Exercise details >>
Repeat, word for word, each of the records shown below, without their pictures.

The data >>
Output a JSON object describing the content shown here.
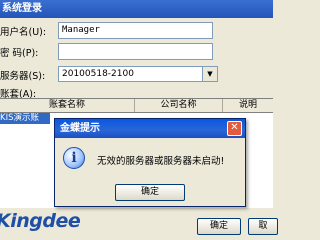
{
  "window": {
    "title": "系统登录"
  },
  "form": {
    "user_label": "用户名(U):",
    "user_value": "Manager",
    "password_label": "密    码(P):",
    "password_value": "",
    "server_label": "服务器(S):",
    "server_value": "20100518-2100",
    "account_label": "账套(A):"
  },
  "grid": {
    "columns": [
      "账套名称",
      "公司名称",
      "说明"
    ],
    "selected_row_text": "KIS演示账"
  },
  "footer": {
    "logo_text": "Kingdee",
    "ok_label": "确定",
    "cancel_label": "取"
  },
  "dialog": {
    "title": "金蝶提示",
    "message": "无效的服务器或服务器未启动!",
    "ok_label": "确定",
    "close_glyph": "✕",
    "icon_glyph": "i",
    "icon": "info-icon"
  },
  "icons": {
    "dropdown": "▼"
  }
}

Expected output >>
Output a JSON object describing the content shown here.
{
  "window": {
    "title": "系统登录"
  },
  "form": {
    "user_label": "用户名(U):",
    "user_value": "Manager",
    "password_label": "密    码(P):",
    "password_value": "",
    "server_label": "服务器(S):",
    "server_value": "20100518-2100",
    "account_label": "账套(A):"
  },
  "grid": {
    "columns": [
      "账套名称",
      "公司名称",
      "说明"
    ],
    "selected_row_text": "KIS演示账"
  },
  "footer": {
    "logo_text": "Kingdee",
    "ok_label": "确定",
    "cancel_label": "取"
  },
  "dialog": {
    "title": "金蝶提示",
    "message": "无效的服务器或服务器未启动!",
    "ok_label": "确定",
    "close_glyph": "✕",
    "icon_glyph": "i",
    "icon": "info-icon"
  },
  "icons": {
    "dropdown": "▼"
  }
}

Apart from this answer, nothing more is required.